Videos showing you how to get the best from the website
The following 4 videos show what patients can do when they are able to access their records oinline. The videos use the Test Patient's passwords and pass phrase. You can have a go your self by clicking here to try the Test Patient record yourself.
Learn how to order prescriptions online
Learn how to access your GP elelctronic health records online
There are lots and lots of links on the home page to help you to understand your GP electronic health record better, what services and information is available and who to turn to for help when you need it most. There are lots and lots of things you can learn from about your health which could come in handy one day when you need it most! Spend 15 minutes today familiarising yourself with the home page and it could save you a lot of time and bother in the long run and help you and your family stay healthy.
Using HealthSpace to record and monitor your personal information such as blood pressure, weight or set reminders for appointments that you may have e-mailed to you. (Please note - although the home page has now been updated, HealthSpace is now within the Self Care section of the home page).
How to use Map of Medicine to help get a better understanding of your health. The video describes acute asthma in adults as an example. (This is an old video but the link to Map of Medicine is in the "Self Care" section of the home page

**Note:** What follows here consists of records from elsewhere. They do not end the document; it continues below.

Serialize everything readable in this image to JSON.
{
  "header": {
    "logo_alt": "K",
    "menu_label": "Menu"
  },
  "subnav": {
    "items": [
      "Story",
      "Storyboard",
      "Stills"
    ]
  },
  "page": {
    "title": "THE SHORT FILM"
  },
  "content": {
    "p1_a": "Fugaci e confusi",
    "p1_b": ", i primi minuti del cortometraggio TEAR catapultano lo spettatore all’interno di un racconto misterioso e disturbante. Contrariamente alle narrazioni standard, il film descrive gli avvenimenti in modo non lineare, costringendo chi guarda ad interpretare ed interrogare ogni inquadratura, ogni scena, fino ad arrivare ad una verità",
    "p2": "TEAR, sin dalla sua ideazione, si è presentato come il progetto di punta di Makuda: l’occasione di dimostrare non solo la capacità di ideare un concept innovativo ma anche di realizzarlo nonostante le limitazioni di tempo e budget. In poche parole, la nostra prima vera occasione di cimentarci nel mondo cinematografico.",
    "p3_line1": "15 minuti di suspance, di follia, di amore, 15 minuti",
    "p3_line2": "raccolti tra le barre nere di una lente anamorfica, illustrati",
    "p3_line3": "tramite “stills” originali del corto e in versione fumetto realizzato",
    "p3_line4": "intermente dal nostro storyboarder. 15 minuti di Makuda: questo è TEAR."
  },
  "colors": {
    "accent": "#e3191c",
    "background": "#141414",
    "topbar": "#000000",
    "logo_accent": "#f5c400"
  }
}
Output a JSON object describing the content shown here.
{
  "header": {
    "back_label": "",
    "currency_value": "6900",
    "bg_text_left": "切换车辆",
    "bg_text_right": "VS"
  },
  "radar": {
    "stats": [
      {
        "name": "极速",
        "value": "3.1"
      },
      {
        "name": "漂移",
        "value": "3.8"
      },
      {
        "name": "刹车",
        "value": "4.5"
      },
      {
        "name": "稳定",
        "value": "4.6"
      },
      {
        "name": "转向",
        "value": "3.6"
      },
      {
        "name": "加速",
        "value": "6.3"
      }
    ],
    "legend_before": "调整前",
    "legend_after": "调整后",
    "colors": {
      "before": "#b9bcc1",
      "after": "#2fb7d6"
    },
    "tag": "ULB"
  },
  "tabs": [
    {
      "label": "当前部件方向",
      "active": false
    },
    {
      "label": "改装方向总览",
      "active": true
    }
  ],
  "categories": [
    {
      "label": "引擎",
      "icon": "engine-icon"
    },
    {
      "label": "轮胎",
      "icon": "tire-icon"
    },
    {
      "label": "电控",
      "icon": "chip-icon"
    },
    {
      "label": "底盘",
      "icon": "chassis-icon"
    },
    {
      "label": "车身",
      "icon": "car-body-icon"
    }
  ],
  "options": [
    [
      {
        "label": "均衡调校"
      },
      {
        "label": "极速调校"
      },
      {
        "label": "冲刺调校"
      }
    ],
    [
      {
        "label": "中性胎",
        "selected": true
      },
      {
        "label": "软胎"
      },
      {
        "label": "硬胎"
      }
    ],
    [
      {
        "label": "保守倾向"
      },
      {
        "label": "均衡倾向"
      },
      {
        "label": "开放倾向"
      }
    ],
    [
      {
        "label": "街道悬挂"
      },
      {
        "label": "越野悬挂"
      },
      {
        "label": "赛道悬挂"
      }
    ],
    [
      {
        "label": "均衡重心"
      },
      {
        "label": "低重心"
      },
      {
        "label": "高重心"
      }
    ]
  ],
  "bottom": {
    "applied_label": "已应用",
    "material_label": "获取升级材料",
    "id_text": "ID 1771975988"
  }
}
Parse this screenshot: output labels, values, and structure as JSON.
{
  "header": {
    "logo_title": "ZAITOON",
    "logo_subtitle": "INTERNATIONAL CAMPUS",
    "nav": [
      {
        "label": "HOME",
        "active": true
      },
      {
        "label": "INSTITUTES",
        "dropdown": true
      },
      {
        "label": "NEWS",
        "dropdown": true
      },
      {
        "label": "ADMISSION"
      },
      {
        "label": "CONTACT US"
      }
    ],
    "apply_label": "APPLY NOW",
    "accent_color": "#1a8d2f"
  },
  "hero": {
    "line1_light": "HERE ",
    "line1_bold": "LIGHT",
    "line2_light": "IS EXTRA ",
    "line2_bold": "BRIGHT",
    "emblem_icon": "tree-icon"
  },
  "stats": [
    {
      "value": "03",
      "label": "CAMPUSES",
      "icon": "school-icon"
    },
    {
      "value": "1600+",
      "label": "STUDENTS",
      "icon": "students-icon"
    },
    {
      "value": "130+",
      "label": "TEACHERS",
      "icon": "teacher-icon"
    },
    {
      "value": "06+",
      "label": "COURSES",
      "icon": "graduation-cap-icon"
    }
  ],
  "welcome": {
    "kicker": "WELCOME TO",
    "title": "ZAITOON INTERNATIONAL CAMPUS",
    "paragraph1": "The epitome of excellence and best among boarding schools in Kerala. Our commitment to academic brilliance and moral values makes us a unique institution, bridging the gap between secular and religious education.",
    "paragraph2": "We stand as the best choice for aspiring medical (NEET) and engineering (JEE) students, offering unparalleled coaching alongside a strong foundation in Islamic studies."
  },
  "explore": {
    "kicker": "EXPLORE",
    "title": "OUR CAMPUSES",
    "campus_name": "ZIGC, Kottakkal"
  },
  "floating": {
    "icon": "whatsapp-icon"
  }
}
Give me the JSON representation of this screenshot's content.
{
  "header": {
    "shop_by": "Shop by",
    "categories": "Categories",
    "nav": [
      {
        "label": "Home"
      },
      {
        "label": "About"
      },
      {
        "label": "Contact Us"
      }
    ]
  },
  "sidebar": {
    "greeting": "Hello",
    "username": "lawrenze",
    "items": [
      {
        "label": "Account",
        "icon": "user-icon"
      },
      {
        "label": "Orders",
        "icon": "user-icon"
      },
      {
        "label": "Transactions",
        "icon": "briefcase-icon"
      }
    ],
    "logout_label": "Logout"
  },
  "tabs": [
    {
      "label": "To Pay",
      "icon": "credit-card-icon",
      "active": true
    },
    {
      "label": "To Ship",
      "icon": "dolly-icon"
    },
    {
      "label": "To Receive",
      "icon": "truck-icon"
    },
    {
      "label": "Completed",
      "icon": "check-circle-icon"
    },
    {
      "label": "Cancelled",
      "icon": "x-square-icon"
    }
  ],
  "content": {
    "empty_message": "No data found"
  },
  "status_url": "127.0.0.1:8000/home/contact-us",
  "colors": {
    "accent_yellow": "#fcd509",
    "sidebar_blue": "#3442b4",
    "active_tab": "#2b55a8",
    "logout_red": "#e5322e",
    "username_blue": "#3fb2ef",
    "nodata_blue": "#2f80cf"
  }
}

Here is a video showing why you should look at Practice Services and how we have made a framework to help you to learn more about your own health and how to get the best from the practice and the wider NHS. We have given examples of 6 diseases (asthma, hypertension, diabetes, heart disease, eczema and depression), one normality (pregnancy) and one prevention (immunisation). Once you have understood how this works, you can have a go and "create" your own "care" and then check with clinicians to ensure it is "right"
UK Health News Parkinson's results beyond researchers' wildest dreams
Previously housebound patients are now able to walk more freely as a result of electrical stimulation to their spines. Researchers say the small trial of the treatment has gone 'beyond their wildest dreams'.